The sheer variety of law firms’ purchasing processes dramatically lengthens the sales cycle, forcing startups to understand the internal dynamic of each prospective customer. A lengthened sales cycle is especially challenging when it comes to raising capital, since venture capitalists typically exit investments in a relatively speedy five to seven years. A slow sales cycle dampens investor excitement for legal startups and results in capital deployment moving to other industries.
6. Legal dinosaurs
Startups must understand that the legal profession has long been one of the most conservative disciplines, in both culture and practice (see “Disruptive Innovation in Legal Services”). Thus, just as startups must navigate a complex purchasing maze, they must also understand that they are entering a market, and potentially dealing with purchasers, who view change with inherent skepticism.
How to respond
The problems facing startups in selling innovation to law firms are serious hurdles, but they’re not insurmountable. Consider the following strategies.
1. Emphasize efficiency
Startups must make a clear case for how their product affects law firm profit margins. With growth trajectories for legal services near flatline and law firms being squeezed by their clients to do more with less (see “A Global Age of More for Less”), firm profit margins will correlate with their internal ability to adapt technology and lean practices to optimize efficiency—and thereby drive down costs. Startups may also find allies in-house, since general counsel exert outsized influence on their law firm partners. Either way, startups need to clearly articulate how their product will affect bottom lines.
2. Focus on smart design
Lawyers and technology haven’t always been the closest of companions.
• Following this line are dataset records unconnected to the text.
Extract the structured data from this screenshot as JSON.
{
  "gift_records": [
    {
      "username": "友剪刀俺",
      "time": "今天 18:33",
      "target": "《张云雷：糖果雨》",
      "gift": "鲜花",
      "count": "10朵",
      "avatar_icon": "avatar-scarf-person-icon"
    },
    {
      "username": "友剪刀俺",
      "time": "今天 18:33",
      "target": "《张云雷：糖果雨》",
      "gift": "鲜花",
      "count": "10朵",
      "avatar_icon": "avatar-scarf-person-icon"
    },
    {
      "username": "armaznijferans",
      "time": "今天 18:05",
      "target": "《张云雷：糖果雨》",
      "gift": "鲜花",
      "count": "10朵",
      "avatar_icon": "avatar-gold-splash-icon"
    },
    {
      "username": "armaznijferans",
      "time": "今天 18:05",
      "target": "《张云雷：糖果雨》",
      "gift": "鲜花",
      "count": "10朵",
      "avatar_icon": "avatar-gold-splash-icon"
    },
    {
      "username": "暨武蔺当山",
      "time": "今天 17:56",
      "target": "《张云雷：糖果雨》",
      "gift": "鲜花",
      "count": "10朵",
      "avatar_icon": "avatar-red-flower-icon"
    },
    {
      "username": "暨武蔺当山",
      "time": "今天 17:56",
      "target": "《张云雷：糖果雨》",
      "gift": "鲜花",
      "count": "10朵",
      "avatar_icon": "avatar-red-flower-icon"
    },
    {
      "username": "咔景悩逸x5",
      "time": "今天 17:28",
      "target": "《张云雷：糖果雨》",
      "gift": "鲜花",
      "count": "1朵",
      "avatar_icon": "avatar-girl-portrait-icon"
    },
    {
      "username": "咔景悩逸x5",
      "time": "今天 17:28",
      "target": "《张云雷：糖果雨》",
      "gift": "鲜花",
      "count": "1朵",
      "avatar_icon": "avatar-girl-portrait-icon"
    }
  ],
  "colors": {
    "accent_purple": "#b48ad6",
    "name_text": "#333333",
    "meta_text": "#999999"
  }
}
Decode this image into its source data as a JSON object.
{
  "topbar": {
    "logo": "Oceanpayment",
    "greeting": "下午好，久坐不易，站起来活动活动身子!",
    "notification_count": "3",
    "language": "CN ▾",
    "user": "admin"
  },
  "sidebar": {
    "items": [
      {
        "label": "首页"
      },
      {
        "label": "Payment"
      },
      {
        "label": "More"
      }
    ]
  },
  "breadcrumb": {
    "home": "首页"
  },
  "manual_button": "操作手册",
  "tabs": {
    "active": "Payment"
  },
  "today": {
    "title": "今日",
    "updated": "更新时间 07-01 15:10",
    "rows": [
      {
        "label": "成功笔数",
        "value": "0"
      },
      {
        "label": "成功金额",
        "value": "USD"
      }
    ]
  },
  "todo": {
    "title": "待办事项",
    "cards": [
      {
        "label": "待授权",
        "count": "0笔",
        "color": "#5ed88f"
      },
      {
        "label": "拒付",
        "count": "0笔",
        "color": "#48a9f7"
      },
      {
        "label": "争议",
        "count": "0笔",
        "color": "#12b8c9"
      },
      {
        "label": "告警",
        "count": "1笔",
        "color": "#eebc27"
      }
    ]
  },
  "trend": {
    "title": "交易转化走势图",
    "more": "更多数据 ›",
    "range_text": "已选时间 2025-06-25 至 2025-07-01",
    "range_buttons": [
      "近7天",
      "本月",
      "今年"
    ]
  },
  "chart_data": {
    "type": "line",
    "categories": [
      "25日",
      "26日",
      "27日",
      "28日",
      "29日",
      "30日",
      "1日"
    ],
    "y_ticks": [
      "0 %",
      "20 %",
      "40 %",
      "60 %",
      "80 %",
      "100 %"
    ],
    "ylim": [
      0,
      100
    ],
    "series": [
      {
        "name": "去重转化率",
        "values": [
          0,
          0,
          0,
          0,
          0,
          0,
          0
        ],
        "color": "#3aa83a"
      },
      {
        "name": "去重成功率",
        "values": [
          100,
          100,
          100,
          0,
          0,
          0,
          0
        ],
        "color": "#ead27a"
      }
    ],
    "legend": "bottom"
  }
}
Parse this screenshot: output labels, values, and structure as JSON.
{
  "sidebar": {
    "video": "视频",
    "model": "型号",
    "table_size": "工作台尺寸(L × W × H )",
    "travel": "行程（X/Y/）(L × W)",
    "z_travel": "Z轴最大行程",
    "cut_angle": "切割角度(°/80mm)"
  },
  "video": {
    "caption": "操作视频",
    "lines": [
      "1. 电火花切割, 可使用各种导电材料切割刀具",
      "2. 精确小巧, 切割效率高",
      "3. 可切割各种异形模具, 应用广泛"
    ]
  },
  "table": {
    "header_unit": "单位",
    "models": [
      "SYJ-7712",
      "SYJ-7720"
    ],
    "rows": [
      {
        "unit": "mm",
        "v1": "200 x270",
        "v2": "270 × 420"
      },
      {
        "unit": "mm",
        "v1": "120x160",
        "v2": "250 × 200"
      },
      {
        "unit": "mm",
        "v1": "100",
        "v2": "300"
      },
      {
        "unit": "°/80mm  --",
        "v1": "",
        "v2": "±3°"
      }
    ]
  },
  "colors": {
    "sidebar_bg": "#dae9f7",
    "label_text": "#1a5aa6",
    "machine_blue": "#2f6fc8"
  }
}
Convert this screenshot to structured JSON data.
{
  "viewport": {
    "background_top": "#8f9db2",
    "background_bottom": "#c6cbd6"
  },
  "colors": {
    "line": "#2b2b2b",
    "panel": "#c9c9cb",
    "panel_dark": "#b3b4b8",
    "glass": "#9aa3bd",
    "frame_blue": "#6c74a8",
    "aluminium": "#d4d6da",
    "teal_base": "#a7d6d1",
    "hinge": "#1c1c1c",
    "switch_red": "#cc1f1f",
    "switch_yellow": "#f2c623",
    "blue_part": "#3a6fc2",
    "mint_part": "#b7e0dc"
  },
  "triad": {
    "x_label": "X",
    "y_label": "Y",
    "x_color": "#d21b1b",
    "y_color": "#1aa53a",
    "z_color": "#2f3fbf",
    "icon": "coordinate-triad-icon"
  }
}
Some argue lawyers fundamentally don’t understand technology, and that’s why they don’t use it. But historically, enterprise software providers haven’t paid much attention to user experience. It may not be lawyers who aren’t inherently good with technology, but that the technology supplied to law firms isn’t good for lawyers. Startups have a much better chance of succeeding if they create well-designed, easy-to-use software.
3. Aim for low-hanging fruit
The billable hour won’t go away overnight. Instead of fighting it, startups should create solutions that materially benefit firms by maximizing efficiency or time—in other words, aim for the low-hanging fruit. For example, firms with emerging company or venture capital practices spend time doing nonbillable work, since incorporating companies and packaging startup documents require time but do not generate revenue for firms. Startups would do well to create software that optimizes such work.
It may not be lawyers who aren’t inherently good with technology, but that the technology supplied to law firms isn’t good for lawyers.
4. Educate firms and attorneys
Law firms’ concerns with cloud-based technology are rooted in uncertainty about how cloud technology actually works. Enterprise software company Box has addressed this concern by building extremely high security directly into its value proposition. As a result, insurance companies, hospitals, and even the government have all adopted it. Similarly, startups should integrate security into their products and focus on educating attorneys regarding the relative safety of their products versus existing practices.
5. Don’t spread yourself too thin
Startups can’t change the internal structure of law firms—but they can strategically identify early adopters to make subsequent conversations easier. They might also establish their presence within one geographic location or within firms that are strong in a particular practice area prior to focusing on scale. Navigating internal purchasing processes is much easier with references and successful case studies in hand.
Contributing writer: Romeen Sheth.